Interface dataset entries
##############################
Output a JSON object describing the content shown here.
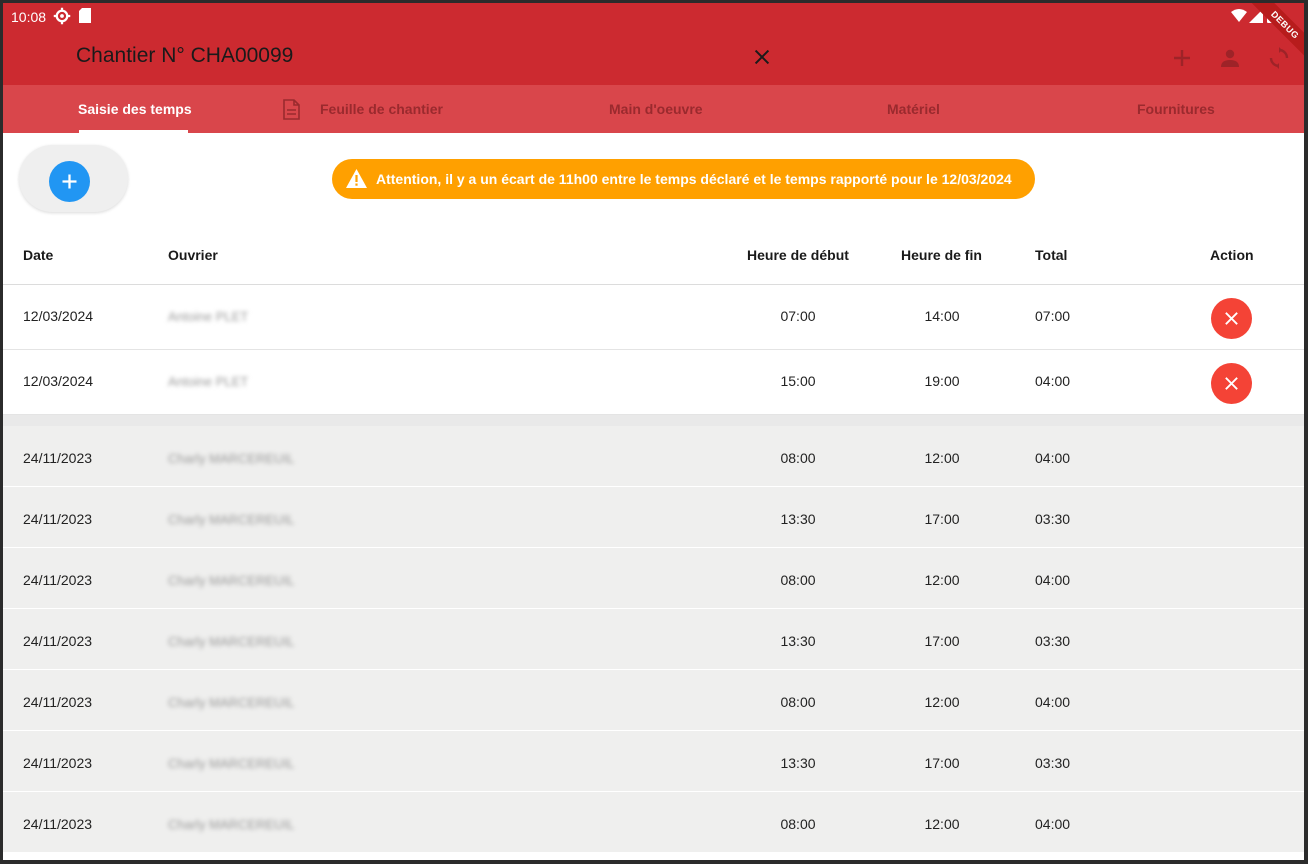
{
  "status_bar": {
    "time": "10:08",
    "debug_label": "DEBUG",
    "icons": [
      "gear-icon",
      "sd-card-icon",
      "wifi-icon",
      "signal-icon",
      "battery-icon"
    ]
  },
  "app_bar": {
    "title": "Chantier N° CHA00099",
    "actions": [
      "close-icon",
      "add-icon",
      "person-icon",
      "sync-icon"
    ],
    "color": "#cc2a30"
  },
  "tabs": [
    {
      "label": "Saisie des temps",
      "active": true
    },
    {
      "label": "Feuille de chantier",
      "active": false,
      "icon": "document-icon"
    },
    {
      "label": "Main d'oeuvre",
      "active": false
    },
    {
      "label": "Matériel",
      "active": false
    },
    {
      "label": "Fournitures",
      "active": false
    }
  ],
  "warning": {
    "text": "Attention, il y a un écart de 11h00 entre le temps déclaré et le temps rapporté pour le 12/03/2024",
    "color": "#ffa000"
  },
  "table": {
    "headers": [
      "Date",
      "Ouvrier",
      "Heure de début",
      "Heure de fin",
      "Total",
      "Action"
    ],
    "rows": [
      {
        "date": "12/03/2024",
        "ouvrier": "Antoine PLET",
        "debut": "07:00",
        "fin": "14:00",
        "total": "07:00",
        "deletable": true
      },
      {
        "date": "12/03/2024",
        "ouvrier": "Antoine PLET",
        "debut": "15:00",
        "fin": "19:00",
        "total": "04:00",
        "deletable": true
      },
      {
        "date": "24/11/2023",
        "ouvrier": "Charly MARCEREUIL",
        "debut": "08:00",
        "fin": "12:00",
        "total": "04:00",
        "deletable": false
      },
      {
        "date": "24/11/2023",
        "ouvrier": "Charly MARCEREUIL",
        "debut": "13:30",
        "fin": "17:00",
        "total": "03:30",
        "deletable": false
      },
      {
        "date": "24/11/2023",
        "ouvrier": "Charly MARCEREUIL",
        "debut": "08:00",
        "fin": "12:00",
        "total": "04:00",
        "deletable": false
      },
      {
        "date": "24/11/2023",
        "ouvrier": "Charly MARCEREUIL",
        "debut": "13:30",
        "fin": "17:00",
        "total": "03:30",
        "deletable": false
      },
      {
        "date": "24/11/2023",
        "ouvrier": "Charly MARCEREUIL",
        "debut": "08:00",
        "fin": "12:00",
        "total": "04:00",
        "deletable": false
      },
      {
        "date": "24/11/2023",
        "ouvrier": "Charly MARCEREUIL",
        "debut": "13:30",
        "fin": "17:00",
        "total": "03:30",
        "deletable": false
      },
      {
        "date": "24/11/2023",
        "ouvrier": "Charly MARCEREUIL",
        "debut": "08:00",
        "fin": "12:00",
        "total": "04:00",
        "deletable": false
      }
    ]
  }
}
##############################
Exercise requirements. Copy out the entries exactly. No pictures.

Expected answer.
Output a JSON object describing the content shown here.
{
  "status_bar": {
    "time": "10:08",
    "debug_label": "DEBUG",
    "icons": [
      "gear-icon",
      "sd-card-icon",
      "wifi-icon",
      "signal-icon",
      "battery-icon"
    ]
  },
  "app_bar": {
    "title": "Chantier N° CHA00099",
    "actions": [
      "close-icon",
      "add-icon",
      "person-icon",
      "sync-icon"
    ],
    "color": "#cc2a30"
  },
  "tabs": [
    {
      "label": "Saisie des temps",
      "active": true
    },
    {
      "label": "Feuille de chantier",
      "active": false,
      "icon": "document-icon"
    },
    {
      "label": "Main d'oeuvre",
      "active": false
    },
    {
      "label": "Matériel",
      "active": false
    },
    {
      "label": "Fournitures",
      "active": false
    }
  ],
  "warning": {
    "text": "Attention, il y a un écart de 11h00 entre le temps déclaré et le temps rapporté pour le 12/03/2024",
    "color": "#ffa000"
  },
  "table": {
    "headers": [
      "Date",
      "Ouvrier",
      "Heure de début",
      "Heure de fin",
      "Total",
      "Action"
    ],
    "rows": [
      {
        "date": "12/03/2024",
        "ouvrier": "Antoine PLET",
        "debut": "07:00",
        "fin": "14:00",
        "total": "07:00",
        "deletable": true
      },
      {
        "date": "12/03/2024",
        "ouvrier": "Antoine PLET",
        "debut": "15:00",
        "fin": "19:00",
        "total": "04:00",
        "deletable": true
      },
      {
        "date": "24/11/2023",
        "ouvrier": "Charly MARCEREUIL",
        "debut": "08:00",
        "fin": "12:00",
        "total": "04:00",
        "deletable": false
      },
      {
        "date": "24/11/2023",
        "ouvrier": "Charly MARCEREUIL",
        "debut": "13:30",
        "fin": "17:00",
        "total": "03:30",
        "deletable": false
      },
      {
        "date": "24/11/2023",
        "ouvrier": "Charly MARCEREUIL",
        "debut": "08:00",
        "fin": "12:00",
        "total": "04:00",
        "deletable": false
      },
      {
        "date": "24/11/2023",
        "ouvrier": "Charly MARCEREUIL",
        "debut": "13:30",
        "fin": "17:00",
        "total": "03:30",
        "deletable": false
      },
      {
        "date": "24/11/2023",
        "ouvrier": "Charly MARCEREUIL",
        "debut": "08:00",
        "fin": "12:00",
        "total": "04:00",
        "deletable": false
      },
      {
        "date": "24/11/2023",
        "ouvrier": "Charly MARCEREUIL",
        "debut": "13:30",
        "fin": "17:00",
        "total": "03:30",
        "deletable": false
      },
      {
        "date": "24/11/2023",
        "ouvrier": "Charly MARCEREUIL",
        "debut": "08:00",
        "fin": "12:00",
        "total": "04:00",
        "deletable": false
      }
    ]
  }
}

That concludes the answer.